by Mariah Wells
Add some Sesame Street to The Jetsons and throw in a pandemic for good measure. Mix well -- and you’ve got the recipe for virtual learning in the 2020-2021 school year. Most parents figured out last spring that their kids weren't going back to the classroom anytime soon. If you haven’t created a learning space in your home for your kids, it’s way past time.
Here are five ways to improve the learning environment in your home.
1. Right-Size Your Child’s Desk
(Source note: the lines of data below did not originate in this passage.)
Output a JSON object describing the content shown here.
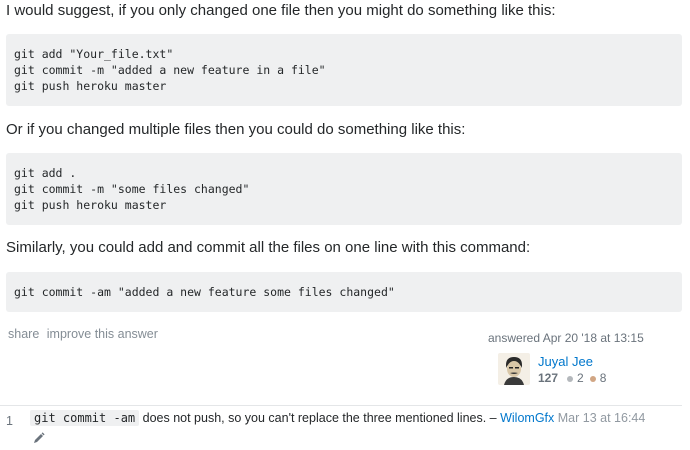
{
  "answer": {
    "paragraphs": [
      "I would suggest, if you only changed one file then you might do something like this:",
      "Or if you changed multiple files then you could do something like this:",
      "Similarly, you could add and commit all the files on one line with this command:"
    ],
    "code_blocks": [
      [
        "git add \"Your_file.txt\"",
        "git commit -m \"added a new feature in a file\"",
        "git push heroku master"
      ],
      [
        "git add .",
        "git commit -m \"some files changed\"",
        "git push heroku master"
      ],
      [
        "git commit -am \"added a new feature some files changed\""
      ]
    ]
  },
  "post_menu": {
    "share_label": "share",
    "improve_label": "improve this answer"
  },
  "user_info": {
    "action_time": "answered Apr 20 '18 at 13:15",
    "name": "Juyal Jee",
    "reputation": "127",
    "silver_badges": "2",
    "bronze_badges": "8",
    "silver_color": "#b4b8bc",
    "bronze_color": "#d1a684"
  },
  "comment": {
    "score": "1",
    "code": "git commit -am",
    "text": " does not push, so you can't replace the three mentioned lines. – ",
    "user": "WilomGfx",
    "date": "Mar 13 at 16:44"
  },
  "icons": {
    "edit": "pencil-icon"
  }
}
If you’ve ever tried to take a seat in a first-grade classroom, you discovered the chairs are way too small for your adult posterior. But being able to put their feet on the ground and see over the desk is one way the traditional classroom setup helps children focus. If you have elementary school-aged children, smaller chairs and smaller desks will help make the day easier, both physically and mentally. You can find a kid-sized table and four chairs for under $100 on Amazon. You might be lucky enough to find one for even less on NextDoor or Facebook Marketplace.
2. Control the Clutter
No matter how old you are, clutter causes stress -- and stress makes it harder for your children to keep up with their schoolwork. Keep things clutter-free by making cleanup time a routine at the end of the school day for younger kids. For older children, make them go through their spaces with a trash bag once a week and throw out what they don’t need.
3. See Some Green
Researchers have shown that green space reduces stress and increases focus, so take breaks and get outside, or bring some of the greenery inside. It’s probably not possible to set up a remote school classroom in the middle of Zilker Park, but you can bring some Hill Country penstemon, Texas sage, and other Central Texas native plants to your patio, backyard, or window to get those creative juices flowing.
4. Keep a Stock of Supplies
The first day of school is far behind us, but keeping your child’s learning space stocked with supplies is as important as it was during those first weeks of the fall semester.
Make sure younger kids have all the crayons, construction paper, and glue sticks they need. Keep pencils sharpened and kid-friendly scissors in good shape. For older kids, make sure their devices are in good working order, as well as accessories like earbuds, headphones, and microphones. Check speakers and wires to make sure everything is still in good condition.
5. Let the Sunshine In
At least one school designer is a big fan of natural light in home learning environments because sunshine is good for our physical and mental health. It’s easy to let the day get away from you -- and next thing you know, your kids haven’t been outside for three days. Natural light coming through the window is ideal.
If you can't find a good space next to a window, find an outdoor spot for reading or break-time. Recess was invented to give kids a chance to soak up some of that Texas sunshine.
Bonus Tip: Go With The Flow
Finally, go with the flow. Trying to calmly adjust to the "normal" of this new environment has been a challenge for everybody, including your children who are now learning at home. You can take a few measures to make this unprecedented school year easier for your kids -- and make your home a better schoolhouse for the time being, too.
[NAPO Austin note] A Professional organizer can help you create a fun and functional family study space. Find a local pro at NAPOAustin.com.
Mariah Wells studied writing and biology in Houston before moving to Austin with her family to teach English and science. When she isn't teaching or writing, you'll find her in the garden with her husband and twin boys.